Once at the private hospital (45 minute bumpy drive), the doctor on duty did not feel comfortable with operating on Jeremiah because the wounds were so deep (to the muscle in some places). So, he called in a specialist, a plastic surgeon. It was then that Kjell noticed holes in Jeremiah’s shirt. So, they cut off the shirts and saw the shoulder wounds. Also, the gouge behind the ear was the bottom of the bite and there were two holes in his head. They worst part was when Kjell had to listen to Jeremiah’s cries and pleas for the doctors to stop because it took them so long to find a vein for an IV. Up to this point, Jeremiah had not been crying or anything, except an occasional wimper. Eventually, they decided to wait for the anesthesiologist to knock him out.
When I arrived at the hospital (after having missionary friends take Mikayla and Rebekah for the night), the surgery was done and Jeremiah lay in the bed with his head completely wrapped and shoulder bandaged. We just stared at his puffy little cheeks as he slept and kept track of the timing for antibiotics and pain medication through the IV.
Unfortunately, there was a 50 hour long marathon of SpongeBob Squarepants (in Spanish) and that is what Jeremiah wanted to watch when he would wake up (he was in and out).
The cool part was that the nurses on that shift were Christians. And at just before midnight they came in and asked if they could pray. We started praying, sang a song, continued praying (all in Spanish), and the presence of God filled the room. We wished each other ‘Feliz Año Nuevo’ (Happy New Year) and then we tried to sleep a little.
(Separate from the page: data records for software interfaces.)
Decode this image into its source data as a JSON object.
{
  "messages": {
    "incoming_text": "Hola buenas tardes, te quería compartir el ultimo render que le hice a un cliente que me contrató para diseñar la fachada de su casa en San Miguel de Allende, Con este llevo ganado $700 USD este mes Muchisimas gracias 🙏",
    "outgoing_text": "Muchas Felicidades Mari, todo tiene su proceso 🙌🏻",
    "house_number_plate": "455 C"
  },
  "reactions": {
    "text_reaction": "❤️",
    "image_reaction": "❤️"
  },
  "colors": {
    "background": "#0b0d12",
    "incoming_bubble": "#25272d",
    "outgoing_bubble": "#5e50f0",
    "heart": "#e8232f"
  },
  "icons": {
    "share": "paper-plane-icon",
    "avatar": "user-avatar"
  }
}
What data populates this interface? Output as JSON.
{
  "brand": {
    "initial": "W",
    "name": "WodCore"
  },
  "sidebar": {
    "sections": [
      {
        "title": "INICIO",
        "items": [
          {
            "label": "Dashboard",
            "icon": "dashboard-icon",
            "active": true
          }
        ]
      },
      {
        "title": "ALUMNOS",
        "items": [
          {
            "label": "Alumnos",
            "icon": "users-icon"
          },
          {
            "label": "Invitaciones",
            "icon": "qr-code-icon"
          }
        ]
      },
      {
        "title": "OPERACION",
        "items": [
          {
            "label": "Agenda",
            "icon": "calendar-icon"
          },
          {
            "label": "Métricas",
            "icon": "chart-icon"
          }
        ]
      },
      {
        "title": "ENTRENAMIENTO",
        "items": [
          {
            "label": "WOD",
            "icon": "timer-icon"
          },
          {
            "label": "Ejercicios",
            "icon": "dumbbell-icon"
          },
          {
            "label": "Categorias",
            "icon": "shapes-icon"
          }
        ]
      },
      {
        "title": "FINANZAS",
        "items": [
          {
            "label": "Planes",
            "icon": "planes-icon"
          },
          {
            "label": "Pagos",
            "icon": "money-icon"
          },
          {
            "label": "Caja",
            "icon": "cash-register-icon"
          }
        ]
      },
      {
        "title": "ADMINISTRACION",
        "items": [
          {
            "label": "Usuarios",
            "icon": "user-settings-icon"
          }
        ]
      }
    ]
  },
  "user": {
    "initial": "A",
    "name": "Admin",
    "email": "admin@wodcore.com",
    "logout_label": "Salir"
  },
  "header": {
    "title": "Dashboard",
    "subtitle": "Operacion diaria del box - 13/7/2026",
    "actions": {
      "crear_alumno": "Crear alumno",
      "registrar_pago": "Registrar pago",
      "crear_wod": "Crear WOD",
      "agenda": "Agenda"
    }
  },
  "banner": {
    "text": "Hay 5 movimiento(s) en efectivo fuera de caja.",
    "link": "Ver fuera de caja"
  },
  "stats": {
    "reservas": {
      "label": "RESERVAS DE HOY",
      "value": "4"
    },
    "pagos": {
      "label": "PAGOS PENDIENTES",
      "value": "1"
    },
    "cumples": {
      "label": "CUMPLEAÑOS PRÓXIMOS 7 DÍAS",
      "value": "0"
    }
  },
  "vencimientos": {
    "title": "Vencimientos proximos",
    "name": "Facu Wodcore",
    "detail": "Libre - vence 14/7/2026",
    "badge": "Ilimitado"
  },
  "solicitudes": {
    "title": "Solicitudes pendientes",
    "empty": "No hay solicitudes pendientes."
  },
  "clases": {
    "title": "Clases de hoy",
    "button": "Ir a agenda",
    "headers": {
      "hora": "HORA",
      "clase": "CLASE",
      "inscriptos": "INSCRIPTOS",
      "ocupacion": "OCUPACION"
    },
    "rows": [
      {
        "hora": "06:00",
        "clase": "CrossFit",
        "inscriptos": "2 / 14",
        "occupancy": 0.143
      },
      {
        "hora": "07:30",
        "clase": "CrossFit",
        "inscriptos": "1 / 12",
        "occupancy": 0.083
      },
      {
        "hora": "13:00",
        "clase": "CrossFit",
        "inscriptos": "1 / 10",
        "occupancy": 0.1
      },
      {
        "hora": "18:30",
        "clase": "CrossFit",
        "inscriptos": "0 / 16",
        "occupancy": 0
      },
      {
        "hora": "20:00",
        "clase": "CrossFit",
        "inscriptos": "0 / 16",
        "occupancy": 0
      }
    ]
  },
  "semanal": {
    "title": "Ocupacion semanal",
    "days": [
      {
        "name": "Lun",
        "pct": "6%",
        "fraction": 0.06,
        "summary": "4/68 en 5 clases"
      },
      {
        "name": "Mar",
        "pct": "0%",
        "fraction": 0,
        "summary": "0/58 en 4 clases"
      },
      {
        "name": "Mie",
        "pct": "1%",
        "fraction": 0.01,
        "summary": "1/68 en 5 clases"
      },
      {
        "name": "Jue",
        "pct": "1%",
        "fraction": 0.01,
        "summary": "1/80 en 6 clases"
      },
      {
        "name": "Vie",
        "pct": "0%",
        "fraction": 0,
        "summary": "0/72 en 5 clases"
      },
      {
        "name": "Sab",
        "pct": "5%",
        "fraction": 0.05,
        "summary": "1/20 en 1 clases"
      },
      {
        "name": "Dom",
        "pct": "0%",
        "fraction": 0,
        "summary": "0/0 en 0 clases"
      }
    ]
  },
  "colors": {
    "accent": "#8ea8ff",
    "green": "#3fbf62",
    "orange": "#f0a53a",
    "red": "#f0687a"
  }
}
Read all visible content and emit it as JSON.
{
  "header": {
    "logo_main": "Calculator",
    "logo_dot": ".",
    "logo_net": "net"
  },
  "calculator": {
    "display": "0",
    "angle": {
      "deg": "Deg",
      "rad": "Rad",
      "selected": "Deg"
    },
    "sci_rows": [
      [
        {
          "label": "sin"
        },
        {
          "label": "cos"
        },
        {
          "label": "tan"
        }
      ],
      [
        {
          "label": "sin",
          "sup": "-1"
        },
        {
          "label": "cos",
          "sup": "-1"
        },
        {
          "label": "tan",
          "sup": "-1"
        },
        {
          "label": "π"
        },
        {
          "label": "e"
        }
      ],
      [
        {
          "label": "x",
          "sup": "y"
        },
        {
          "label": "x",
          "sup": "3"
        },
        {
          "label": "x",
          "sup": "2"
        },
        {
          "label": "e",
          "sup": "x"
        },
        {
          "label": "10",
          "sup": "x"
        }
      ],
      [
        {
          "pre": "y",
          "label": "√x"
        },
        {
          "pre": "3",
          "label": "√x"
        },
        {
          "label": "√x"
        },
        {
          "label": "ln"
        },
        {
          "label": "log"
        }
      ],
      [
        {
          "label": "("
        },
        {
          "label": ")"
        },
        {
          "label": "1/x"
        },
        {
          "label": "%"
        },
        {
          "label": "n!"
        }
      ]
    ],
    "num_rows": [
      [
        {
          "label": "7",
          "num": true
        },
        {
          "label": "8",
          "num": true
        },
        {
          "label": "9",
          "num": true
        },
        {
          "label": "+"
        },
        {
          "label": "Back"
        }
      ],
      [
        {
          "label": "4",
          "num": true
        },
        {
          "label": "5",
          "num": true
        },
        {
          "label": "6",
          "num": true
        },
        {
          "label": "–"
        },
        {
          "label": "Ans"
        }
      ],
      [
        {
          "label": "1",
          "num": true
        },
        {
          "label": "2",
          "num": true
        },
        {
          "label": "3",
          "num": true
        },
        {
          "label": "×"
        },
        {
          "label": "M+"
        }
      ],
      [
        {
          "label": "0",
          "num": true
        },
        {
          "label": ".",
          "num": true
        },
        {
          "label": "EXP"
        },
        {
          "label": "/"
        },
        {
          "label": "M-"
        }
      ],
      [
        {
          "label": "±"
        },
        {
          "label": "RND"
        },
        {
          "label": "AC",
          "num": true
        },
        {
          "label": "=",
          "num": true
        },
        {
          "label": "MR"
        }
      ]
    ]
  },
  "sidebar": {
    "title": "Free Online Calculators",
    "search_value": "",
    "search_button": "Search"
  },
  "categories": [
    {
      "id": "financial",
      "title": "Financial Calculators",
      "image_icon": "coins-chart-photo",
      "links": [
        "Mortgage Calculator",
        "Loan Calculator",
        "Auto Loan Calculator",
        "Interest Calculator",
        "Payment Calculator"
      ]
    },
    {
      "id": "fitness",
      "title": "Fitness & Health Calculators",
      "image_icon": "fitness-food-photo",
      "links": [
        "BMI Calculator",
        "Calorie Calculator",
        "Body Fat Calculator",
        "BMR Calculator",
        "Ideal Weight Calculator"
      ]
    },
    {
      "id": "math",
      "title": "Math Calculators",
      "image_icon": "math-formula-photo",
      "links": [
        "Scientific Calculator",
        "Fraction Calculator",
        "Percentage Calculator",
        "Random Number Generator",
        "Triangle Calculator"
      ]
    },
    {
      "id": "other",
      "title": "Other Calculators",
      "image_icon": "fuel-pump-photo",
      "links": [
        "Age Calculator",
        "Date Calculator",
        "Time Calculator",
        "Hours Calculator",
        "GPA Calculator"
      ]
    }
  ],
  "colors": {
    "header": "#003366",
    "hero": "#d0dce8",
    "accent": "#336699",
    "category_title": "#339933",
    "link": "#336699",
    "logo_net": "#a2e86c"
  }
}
The next day (Friday, Jan 1st), Jeremiah was still not moving very much. I went back to Zambrano to get the car and the kids. By the time we returned, Jeremiah was a new kid! He was sitting up and goofing around, eating and drinking. It was great for the girls to play with him to waste time and help him to begin turning his neck, which had gotten stiff because of the discomfort.
All six of us ‘slept’ at the hospital that night and the next day (Sat Jan 2nd) the doctor came in the morning, removed the bandages and gave us the instructions for the week. Insurance companies were not open to check on how much was covered, so a deposit was left and we will have to go back Tuesday to figure out the rest. (Kjell's colleague at Discovery School has been a tremendous help with the insurance as she had taken it upon herself to mediate and help us with the hospital and the insurance company - thank God for friends!) We go back Saturday to have the stitches removed. Jeremiah is recovering well. We have medicine for him to take and cream to apply. He takes a nap when he is tired, but really plays most of the day.
Thank you to everyone for your prayer and support through this.